To date, Brussels has received a total of 19 plans, from Belgium, Denmark, Germany, Greece, Spain, France, Croatia, Italy, Cyprus, Latvia, Lithuania, Luxembourg, Hungary, Austria, Poland, Portugal, Slovenia, Slovakia, and Finland.
Now that the own resources decision is finally ratified and the Commission is therefore authorized to borrow on the markets, liquidity could start to flow as soon as the first national plans are approved by the Commission and the Council.
In the most optimistic scenario, disbursements could start in July, a year after EU leaders agreed to create the historic fund to help their economies recover from the devastating impact of the coronavirus pandemic.
Throughout the second half of 2021, Brussels is ready to distribute between 60 and 100 billion euros.
A complicated ratification process
The creation of Next Generation EU was initially hailed as “the Hamiltonian moment of the EU”, in reference to the 1979 compromise negotiated by US Treasury Secretary Alexander Hamilton which allowed the US federal government to take over the debt contracted by the US. American states during the revolution. War and pay off that debt with federal bonds.
The arrangement changed the jurisdiction of the US federal government forever and created a fiscal union. Next Generation EU does not set up any permanent fiscal union, a prospect which remains anathema to some, but which represents the most important milestone in European integration since the introduction of the euro.
Despite the urgency caused by the coronavirus pandemic, internal discussions and bureaucratic measures ended up slowing down the practical establishment of the fund.
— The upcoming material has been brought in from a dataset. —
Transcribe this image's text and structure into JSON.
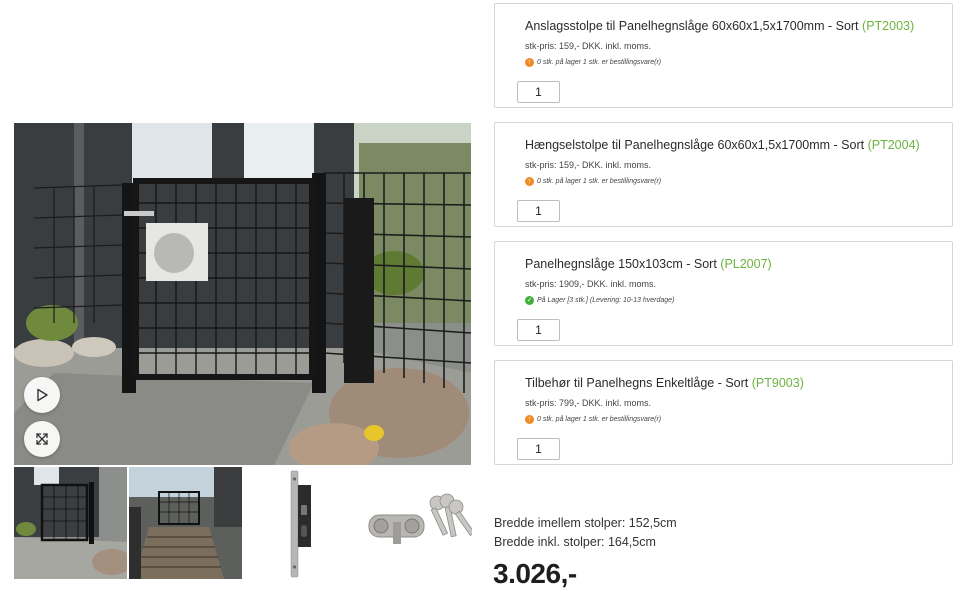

Croatia and Cyprus were the first member states690520_FR.pdf) to ratify the own resources decision in mid-January, while the latter, Austria and Poland, gave their green light at the end of May.
In addition to the protracted debates in some national parliaments, the ratification also took on a judicial dimension when, at the end of March, the German Constitutional Court decided to examine an emergency appeal filed by the far-right Alternative for Germany party ( AfD) which promoted the recovery fund. violated EU treaties.
The appeal was ultimately dismissed by German judges, who ruled that the price of the Next Generation EU derailment was too high to pay given the gravity of the current crisis.
The countries of the South, as well as the European Commission, are increasingly impatient with the slowness of the ratification process. Portugal, which currently holds the rotating EU Council presidency, urged colleagues to speed things up and end the economic damage.
After US President Joe Biden passed a colossal $ 1.9 trillion (€ 1.56 trillion) relief bill in March, all eyes turned to the EU, whose recovery fund has was conceived months before Biden’s but was still pending. French President Emmanuel Macron even hinted that a second package might be needed to prevent the bloc from lagging behind its Atlantic counterpart.
The main element of the EU fund is the Recovery and Resilience Mechanism (FRR) of € 672.5 billion, of which € 312.5 billion will be disbursed in the form of grants and € 360 billion in form of loans. Many countries have chosen not to apply for loans which, unlike grants, must be repaid at the national level. This means that the total EU stimulus fund will not reach the initial amount of 750 billion euros.